Exterior of free-trade zone factory in Jordan.
October 17, 2008: The most recent chapter in the saga of the W&D Apparel workers in Jordan is unfolding. This latest group of young women, who number over 100, stopped work in protest of 14-hour days and wage cuts, but went back on the job because it seemed no one cared.
Part of the problem seems to be the factory owner’s effective strategy of isolating the workers from the outside world. The workers’ movements are severely limited. More importantly, management has cut them off from communication to the extent that they had to borrow a cell phone in order to talk with their parents and other relatives back in Vietnam.
On the up side, those parents and relatives are now organizing to petition the Vietnamese government. Their demands are similar to the ones of the first batch of W&D workers, who managed to return home this summer with the help of pressure from the international community, including readers of this blog. But this time around, the sweatshop management seems determined to make the struggle even harder.

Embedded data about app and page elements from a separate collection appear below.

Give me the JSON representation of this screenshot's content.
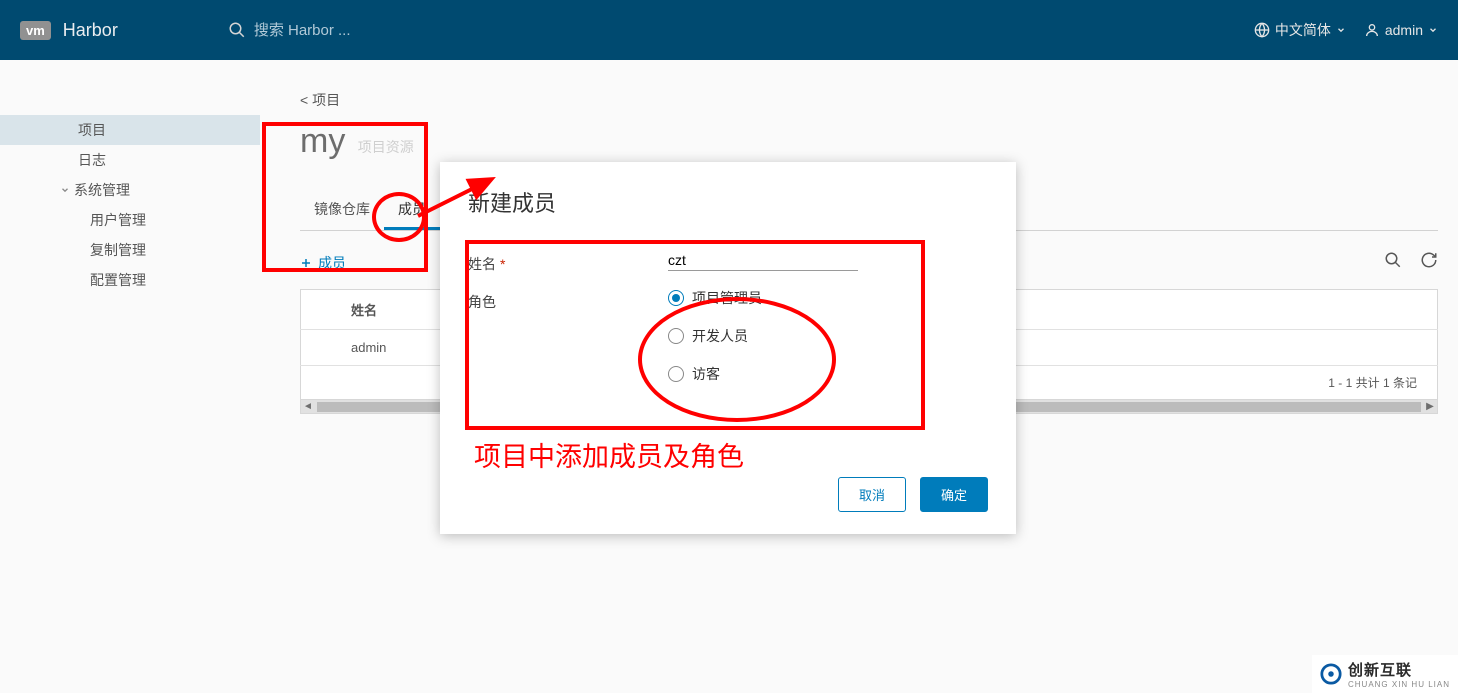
{
  "header": {
    "logo_text": "vm",
    "app_name": "Harbor",
    "search_placeholder": "搜索 Harbor ...",
    "language_label": "中文简体",
    "user_label": "admin"
  },
  "sidebar": {
    "items": [
      {
        "label": "项目"
      },
      {
        "label": "日志"
      }
    ],
    "admin_group": "系统管理",
    "admin_subs": [
      {
        "label": "用户管理"
      },
      {
        "label": "复制管理"
      },
      {
        "label": "配置管理"
      }
    ]
  },
  "main": {
    "back_label": "< 项目",
    "project_name": "my",
    "project_sub": "项目资源",
    "tabs": [
      {
        "label": "镜像仓库"
      },
      {
        "label": "成员"
      }
    ],
    "add_member": "成员",
    "table": {
      "header": "姓名",
      "rows": [
        {
          "name": "admin"
        }
      ]
    },
    "pager_text": "1 - 1 共计 1 条记"
  },
  "modal": {
    "title": "新建成员",
    "name_label": "姓名",
    "name_value": "czt",
    "role_label": "角色",
    "roles": [
      {
        "label": "项目管理员",
        "checked": true
      },
      {
        "label": "开发人员",
        "checked": false
      },
      {
        "label": "访客",
        "checked": false
      }
    ],
    "cancel": "取消",
    "ok": "确定"
  },
  "annotation_text": "项目中添加成员及角色",
  "watermark": {
    "main": "创新互联",
    "sub": "CHUANG XIN HU LIAN"
  }
}
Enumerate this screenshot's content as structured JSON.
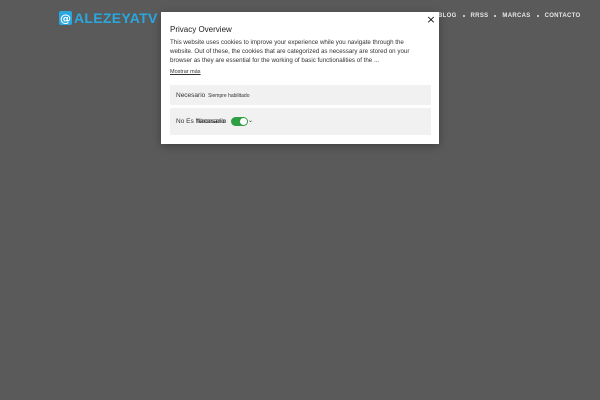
{
  "header": {
    "logo_symbol": "@",
    "logo_main": "ALEZEYA",
    "logo_accent": "TV",
    "nav": [
      "BLOG",
      "RRSS",
      "MARCAS",
      "CONTACTO"
    ]
  },
  "modal": {
    "title": "Privacy Overview",
    "close_symbol": "×",
    "description": "This website uses cookies to improve your experience while you navigate through the website. Out of these, the cookies that are categorized as necessary are stored on your browser as they are essential for the working of basic functionalities of the ...",
    "show_more": "Mostrar más",
    "categories": [
      {
        "label": "Necesario",
        "status": "Siempre habilitado"
      },
      {
        "label": "No Es Necesario",
        "overlap_label": "Necesario",
        "enabled": true
      }
    ]
  },
  "colors": {
    "brand": "#29a8e0",
    "toggle_on": "#2ea043",
    "background": "#5a5a5a"
  }
}
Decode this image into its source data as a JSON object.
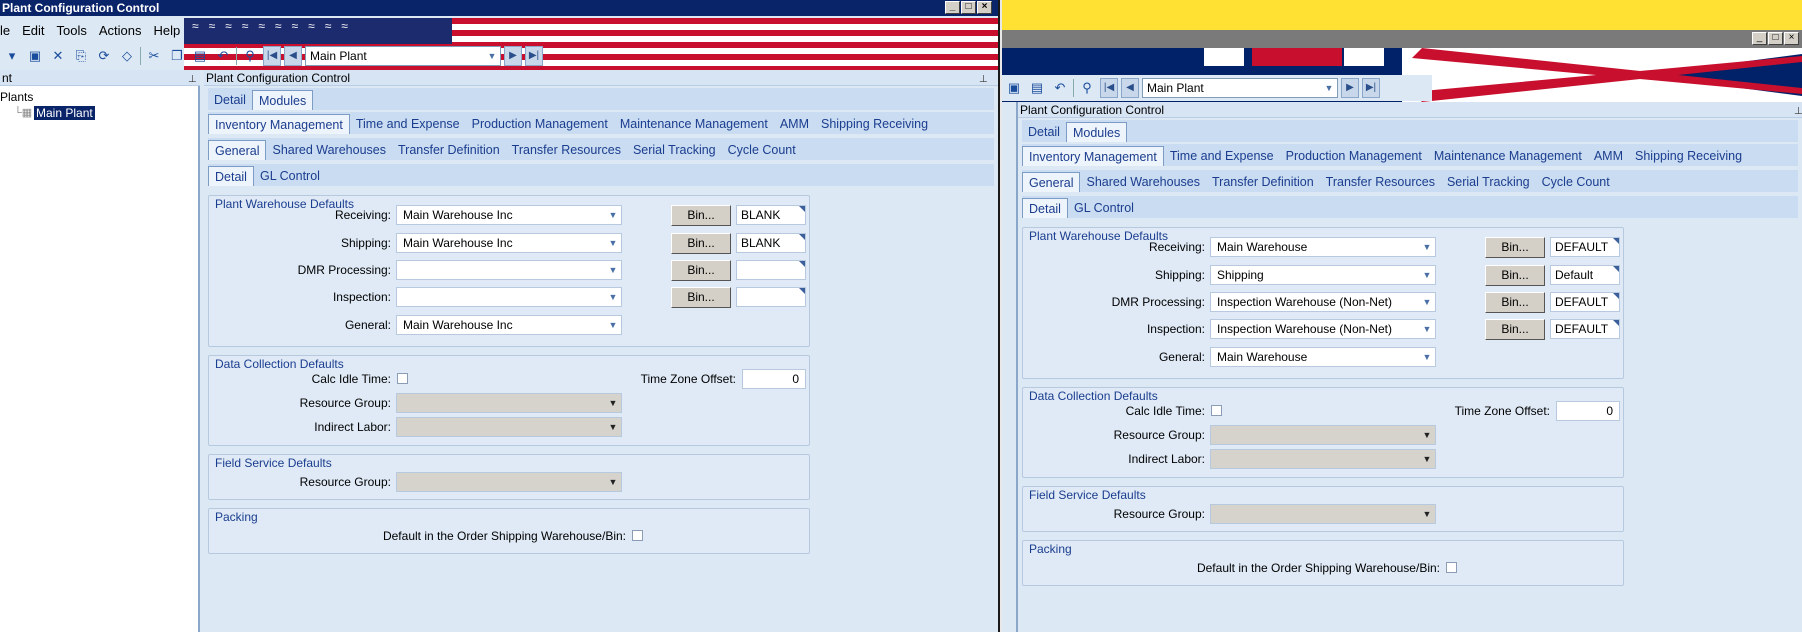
{
  "window1": {
    "title": "Plant Configuration Control",
    "menu": [
      "le",
      "Edit",
      "Tools",
      "Actions",
      "Help"
    ],
    "plant_selector": "Main Plant",
    "tree": {
      "header": "nt",
      "root": "Plants",
      "item": "Main Plant"
    },
    "panel_title": "Plant Configuration Control",
    "top_tabs": [
      "Detail",
      "Modules"
    ],
    "module_tabs": [
      "Inventory Management",
      "Time and Expense",
      "Production Management",
      "Maintenance Management",
      "AMM",
      "Shipping Receiving"
    ],
    "sub_tabs": [
      "General",
      "Shared Warehouses",
      "Transfer Definition",
      "Transfer Resources",
      "Serial Tracking",
      "Cycle Count"
    ],
    "detail_tabs": [
      "Detail",
      "GL Control"
    ],
    "plant_warehouse": {
      "label": "Plant Warehouse Defaults",
      "receiving": {
        "label": "Receiving:",
        "value": "Main Warehouse Inc",
        "bin": "BLANK"
      },
      "shipping": {
        "label": "Shipping:",
        "value": "Main Warehouse Inc",
        "bin": "BLANK"
      },
      "dmr": {
        "label": "DMR Processing:",
        "value": "",
        "bin": ""
      },
      "inspection": {
        "label": "Inspection:",
        "value": "",
        "bin": ""
      },
      "general": {
        "label": "General:",
        "value": "Main Warehouse Inc"
      },
      "bin_button": "Bin..."
    },
    "data_collection": {
      "label": "Data Collection Defaults",
      "calc_idle": "Calc Idle Time:",
      "tz_label": "Time Zone Offset:",
      "tz_value": "0",
      "resource_group": "Resource Group:",
      "indirect_labor": "Indirect Labor:"
    },
    "field_service": {
      "label": "Field Service Defaults",
      "resource_group": "Resource Group:"
    },
    "packing": {
      "label": "Packing",
      "default_label": "Default in the Order Shipping Warehouse/Bin:"
    }
  },
  "window2": {
    "plant_selector": "Main Plant",
    "panel_title": "Plant Configuration Control",
    "top_tabs": [
      "Detail",
      "Modules"
    ],
    "module_tabs": [
      "Inventory Management",
      "Time and Expense",
      "Production Management",
      "Maintenance Management",
      "AMM",
      "Shipping Receiving"
    ],
    "sub_tabs": [
      "General",
      "Shared Warehouses",
      "Transfer Definition",
      "Transfer Resources",
      "Serial Tracking",
      "Cycle Count"
    ],
    "detail_tabs": [
      "Detail",
      "GL Control"
    ],
    "plant_warehouse": {
      "label": "Plant Warehouse Defaults",
      "receiving": {
        "label": "Receiving:",
        "value": "Main Warehouse",
        "bin": "DEFAULT"
      },
      "shipping": {
        "label": "Shipping:",
        "value": "Shipping",
        "bin": "Default"
      },
      "dmr": {
        "label": "DMR Processing:",
        "value": "Inspection Warehouse (Non-Net)",
        "bin": "DEFAULT"
      },
      "inspection": {
        "label": "Inspection:",
        "value": "Inspection Warehouse (Non-Net)",
        "bin": "DEFAULT"
      },
      "general": {
        "label": "General:",
        "value": "Main Warehouse"
      },
      "bin_button": "Bin..."
    },
    "data_collection": {
      "label": "Data Collection Defaults",
      "calc_idle": "Calc Idle Time:",
      "tz_label": "Time Zone Offset:",
      "tz_value": "0",
      "resource_group": "Resource Group:",
      "indirect_labor": "Indirect Labor:"
    },
    "field_service": {
      "label": "Field Service Defaults",
      "resource_group": "Resource Group:"
    },
    "packing": {
      "label": "Packing",
      "default_label": "Default in the Order Shipping Warehouse/Bin:"
    }
  }
}
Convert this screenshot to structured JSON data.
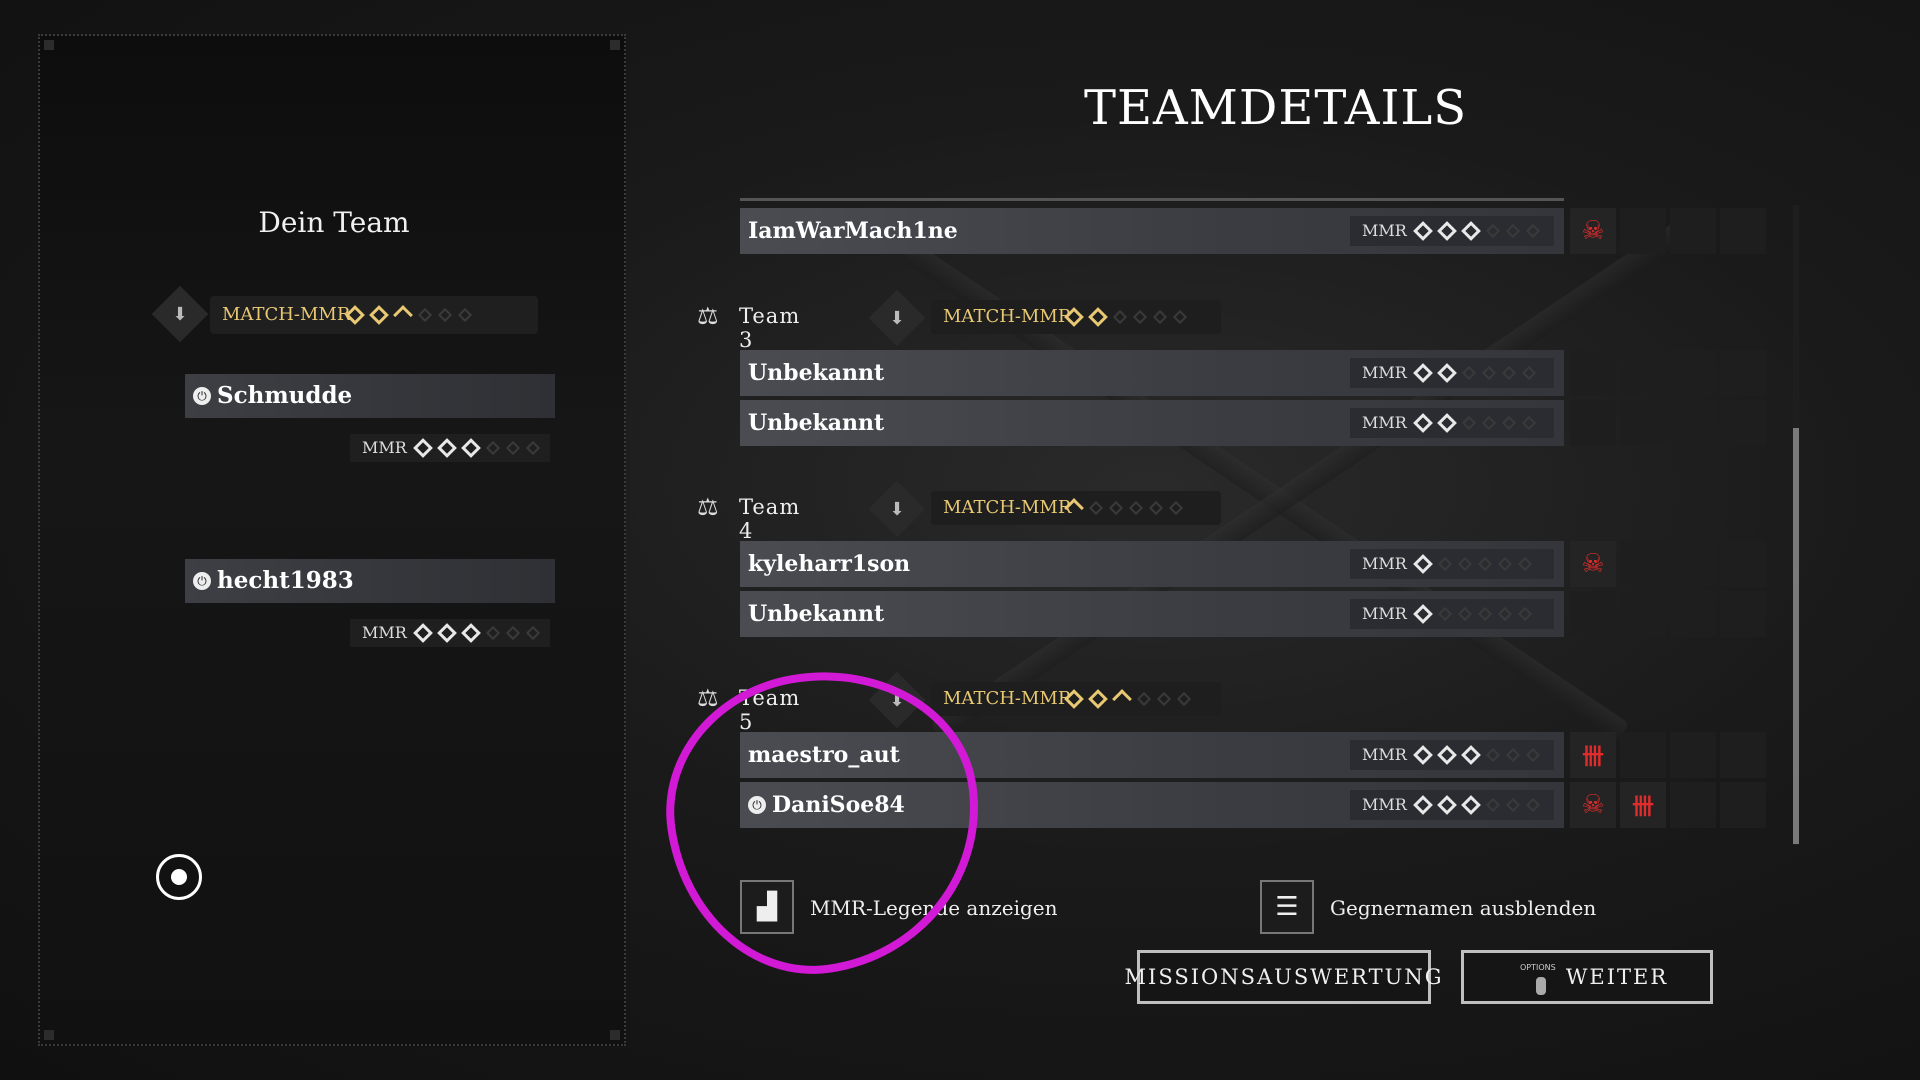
{
  "left_panel": {
    "title": "Dein Team",
    "match_mmr_label": "MATCH-MMR",
    "players": [
      {
        "name": "Schmudde",
        "mmr_label": "MMR"
      },
      {
        "name": "hecht1983",
        "mmr_label": "MMR"
      }
    ]
  },
  "main": {
    "title": "TEAMDETAILS",
    "top_player": {
      "name": "IamWarMach1ne",
      "mmr_label": "MMR"
    },
    "teams": [
      {
        "name": "Team 3",
        "match_mmr_label": "MATCH-MMR",
        "players": [
          {
            "name": "Unbekannt",
            "mmr_label": "MMR"
          },
          {
            "name": "Unbekannt",
            "mmr_label": "MMR"
          }
        ]
      },
      {
        "name": "Team 4",
        "match_mmr_label": "MATCH-MMR",
        "players": [
          {
            "name": "kyleharr1son",
            "mmr_label": "MMR"
          },
          {
            "name": "Unbekannt",
            "mmr_label": "MMR"
          }
        ]
      },
      {
        "name": "Team 5",
        "match_mmr_label": "MATCH-MMR",
        "players": [
          {
            "name": "maestro_aut",
            "mmr_label": "MMR"
          },
          {
            "name": "DaniSoe84",
            "mmr_label": "MMR"
          }
        ]
      }
    ]
  },
  "options": {
    "mmr_legend": "MMR-Legende anzeigen",
    "hide_names": "Gegnernamen ausblenden"
  },
  "buttons": {
    "mission": "MISSIONSAUSWERTUNG",
    "options_tag": "OPTIONS",
    "next": "WEITER"
  },
  "colors": {
    "accent_gold": "#e8c873",
    "kill_red": "#e02c2c",
    "annotation": "#d21ad6"
  }
}
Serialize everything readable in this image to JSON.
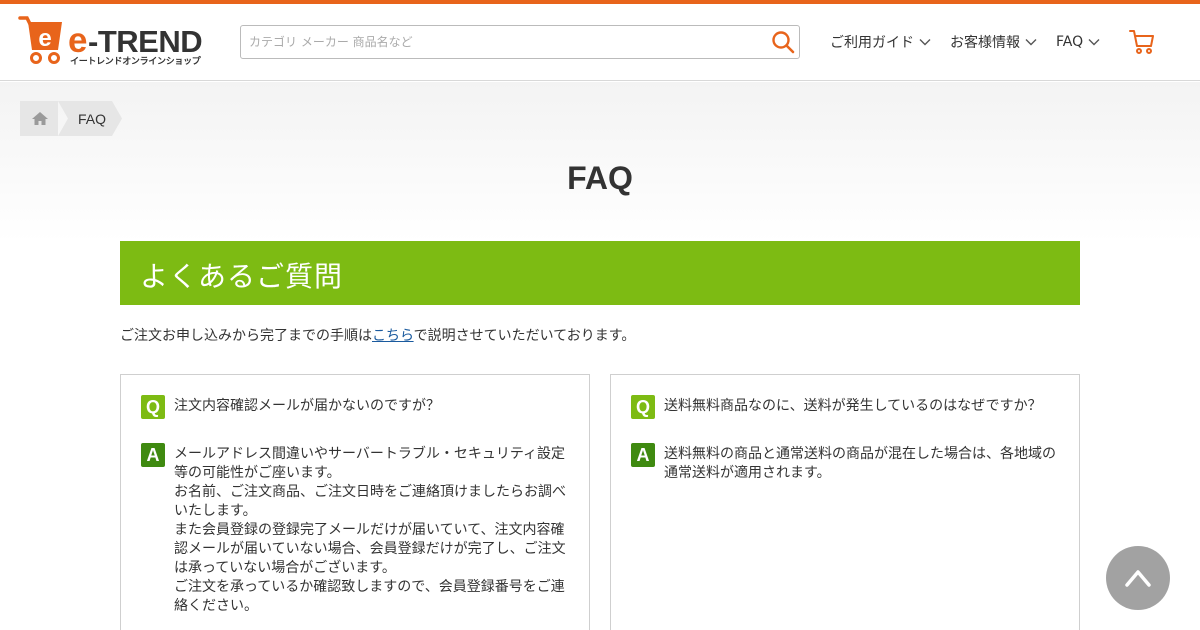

Please follow developments as they unfold here on this blog, and be ready to call or write to those who can influence the outcome of this battle. We will shortly inform you of the pivotal people to whom you can voice your concern.